Industry > Green

Honda’s electric future isn’t entirely boring

There are two sports cars in the works

Honda wants its entire product line to be carbon-neutral. IMAGE FROM HONDA

When carmakers say that they will move to all-electric vehicles, thoughts of boring automobiles come to mind. That is probably the case with Honda, which announced the shift to a zero-emission product range by 2040. However, the company says that it is not letting go of its sporting heritage entirely.

Honda’s transition away from internal-combustion engines is a rather complex process. To make the story short, the firm will be doing the following to make sure it achieves its goal without delay:

  • Reduce the number of trim levels for global models;
  • Introduce a variety of zero-emission solutions such as hydrogen and swappable batteries; and
  • Reorganize current product organizations into specialized core divisions.
The company's numerous divisions will be consolidated into specialty groups. IMAGE FROM HONDA

Honda is also currently exploring the possibility of building its own factory to supply batteries to its future crop of EVs. In the meantime, it will partner with various local suppliers to provide cells for its upcoming crop of products (General Motors in the US, Contemporary Amperex Technology Company in China, and Envision AESC in Japan).

The upcoming e:Architecture will give birth to 30 EV models. IMAGE FROM HONDA

Speaking of EVs, Honda will debut two electric SUVs in the US in 2024 (the Prologue and its equivalent Acura model). In the same year, a commercial EV model will be introduced in Japan. As for China, it will receive 10 new EV models in 2027.

Standardization is one way to reduce operating and production costs, and 2026 will see the introduction of the e:Architecture in partnership with GM. This will allow Honda to create a wide variety of EV models ranging from electric kei cars to luxury vehicles in 2030.

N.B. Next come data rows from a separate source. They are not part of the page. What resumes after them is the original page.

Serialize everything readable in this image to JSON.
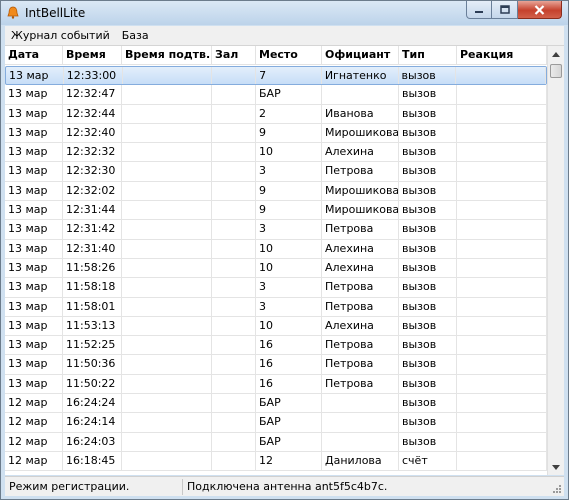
{
  "window": {
    "title": "IntBellLite"
  },
  "menu": [
    "Журнал событий",
    "База"
  ],
  "columns": [
    "Дата",
    "Время",
    "Время подтв.",
    "Зал",
    "Место",
    "Официант",
    "Тип",
    "Реакция"
  ],
  "rows": [
    {
      "date": "13 мар",
      "time": "12:33:00",
      "confirm": "",
      "hall": "",
      "place": "7",
      "waiter": "Игнатенко",
      "type": "вызов",
      "reaction": "",
      "selected": true
    },
    {
      "date": "13 мар",
      "time": "12:32:47",
      "confirm": "",
      "hall": "",
      "place": "БАР",
      "waiter": "",
      "type": "вызов",
      "reaction": ""
    },
    {
      "date": "13 мар",
      "time": "12:32:44",
      "confirm": "",
      "hall": "",
      "place": "2",
      "waiter": "Иванова",
      "type": "вызов",
      "reaction": ""
    },
    {
      "date": "13 мар",
      "time": "12:32:40",
      "confirm": "",
      "hall": "",
      "place": "9",
      "waiter": "Мирошикова",
      "type": "вызов",
      "reaction": ""
    },
    {
      "date": "13 мар",
      "time": "12:32:32",
      "confirm": "",
      "hall": "",
      "place": "10",
      "waiter": "Алехина",
      "type": "вызов",
      "reaction": ""
    },
    {
      "date": "13 мар",
      "time": "12:32:30",
      "confirm": "",
      "hall": "",
      "place": "3",
      "waiter": "Петрова",
      "type": "вызов",
      "reaction": ""
    },
    {
      "date": "13 мар",
      "time": "12:32:02",
      "confirm": "",
      "hall": "",
      "place": "9",
      "waiter": "Мирошикова",
      "type": "вызов",
      "reaction": ""
    },
    {
      "date": "13 мар",
      "time": "12:31:44",
      "confirm": "",
      "hall": "",
      "place": "9",
      "waiter": "Мирошикова",
      "type": "вызов",
      "reaction": ""
    },
    {
      "date": "13 мар",
      "time": "12:31:42",
      "confirm": "",
      "hall": "",
      "place": "3",
      "waiter": "Петрова",
      "type": "вызов",
      "reaction": ""
    },
    {
      "date": "13 мар",
      "time": "12:31:40",
      "confirm": "",
      "hall": "",
      "place": "10",
      "waiter": "Алехина",
      "type": "вызов",
      "reaction": ""
    },
    {
      "date": "13 мар",
      "time": "11:58:26",
      "confirm": "",
      "hall": "",
      "place": "10",
      "waiter": "Алехина",
      "type": "вызов",
      "reaction": ""
    },
    {
      "date": "13 мар",
      "time": "11:58:18",
      "confirm": "",
      "hall": "",
      "place": "3",
      "waiter": "Петрова",
      "type": "вызов",
      "reaction": ""
    },
    {
      "date": "13 мар",
      "time": "11:58:01",
      "confirm": "",
      "hall": "",
      "place": "3",
      "waiter": "Петрова",
      "type": "вызов",
      "reaction": ""
    },
    {
      "date": "13 мар",
      "time": "11:53:13",
      "confirm": "",
      "hall": "",
      "place": "10",
      "waiter": "Алехина",
      "type": "вызов",
      "reaction": ""
    },
    {
      "date": "13 мар",
      "time": "11:52:25",
      "confirm": "",
      "hall": "",
      "place": "16",
      "waiter": "Петрова",
      "type": "вызов",
      "reaction": ""
    },
    {
      "date": "13 мар",
      "time": "11:50:36",
      "confirm": "",
      "hall": "",
      "place": "16",
      "waiter": "Петрова",
      "type": "вызов",
      "reaction": ""
    },
    {
      "date": "13 мар",
      "time": "11:50:22",
      "confirm": "",
      "hall": "",
      "place": "16",
      "waiter": "Петрова",
      "type": "вызов",
      "reaction": ""
    },
    {
      "date": "12 мар",
      "time": "16:24:24",
      "confirm": "",
      "hall": "",
      "place": "БАР",
      "waiter": "",
      "type": "вызов",
      "reaction": ""
    },
    {
      "date": "12 мар",
      "time": "16:24:14",
      "confirm": "",
      "hall": "",
      "place": "БАР",
      "waiter": "",
      "type": "вызов",
      "reaction": ""
    },
    {
      "date": "12 мар",
      "time": "16:24:03",
      "confirm": "",
      "hall": "",
      "place": "БАР",
      "waiter": "",
      "type": "вызов",
      "reaction": ""
    },
    {
      "date": "12 мар",
      "time": "16:18:45",
      "confirm": "",
      "hall": "",
      "place": "12",
      "waiter": "Данилова",
      "type": "счёт",
      "reaction": ""
    }
  ],
  "status": {
    "mode": "Режим регистрации.",
    "antenna": "Подключена антенна ant5f5c4b7c."
  },
  "colors": {
    "selection": "#cfe3f8",
    "selection_border": "#84acdd",
    "close_button": "#c5412d"
  },
  "icons": {
    "app": "bell-icon",
    "minimize": "minimize-icon",
    "maximize": "maximize-icon",
    "close": "close-icon",
    "scroll_up": "arrow-up-icon",
    "scroll_down": "arrow-down-icon",
    "grip": "resize-grip-icon"
  }
}
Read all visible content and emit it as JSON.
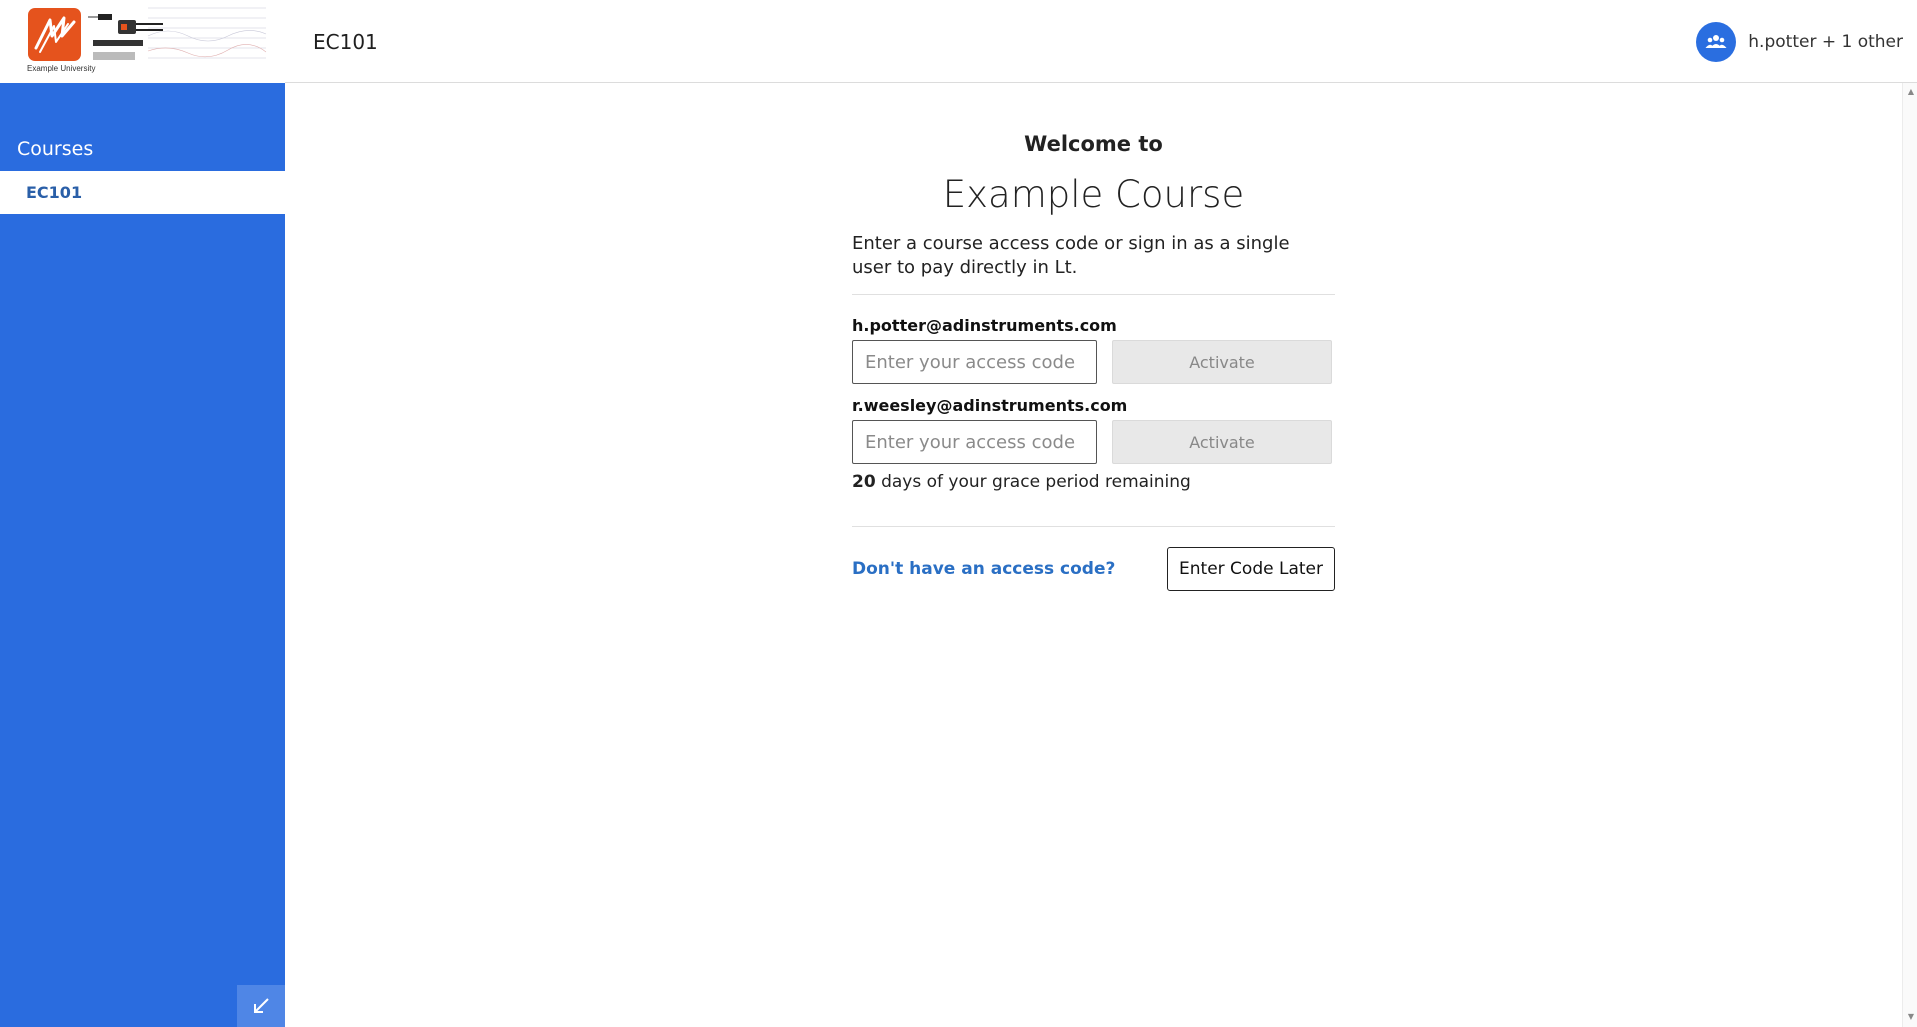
{
  "header": {
    "logo_caption": "Example University",
    "course_code": "EC101",
    "user_label": "h.potter + 1 other",
    "avatar_icon": "users-group-icon"
  },
  "sidebar": {
    "heading": "Courses",
    "items": [
      {
        "label": "EC101",
        "selected": true
      }
    ],
    "collapse_icon": "collapse-arrow-icon"
  },
  "main": {
    "welcome": "Welcome to",
    "course_name": "Example Course",
    "intro": "Enter a course access code or sign in as a single user to pay directly in Lt.",
    "users": [
      {
        "email": "h.potter@adinstruments.com",
        "placeholder": "Enter your access code",
        "value": "",
        "button": "Activate"
      },
      {
        "email": "r.weesley@adinstruments.com",
        "placeholder": "Enter your access code",
        "value": "",
        "button": "Activate"
      }
    ],
    "grace_days": "20",
    "grace_text": " days of your grace period remaining",
    "no_code_link": "Don't have an access code?",
    "later_button": "Enter Code Later"
  },
  "colors": {
    "sidebar": "#2a6cdf",
    "link": "#2a6fc4",
    "logo": "#e5531d"
  }
}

Could one of the cars under wraps be the NSX's electric successor? PHOTO FROM HONDA

Speaking of the model range, it will be capped by not just one but two sports models. With the recent end in the production of the NSX hybrid supercar, it will be interesting to see Honda’s take on a fun-to-drive zero-emission vehicle.

Miggi Solidum

Professionally speaking, Miggi is a software engineering dude who happens to like cars a lot. And as an automotive enthusiast, he wants a platform from which he can share his motoring thoughts with fellow petrolheads. He pens the column ‘G-Force’.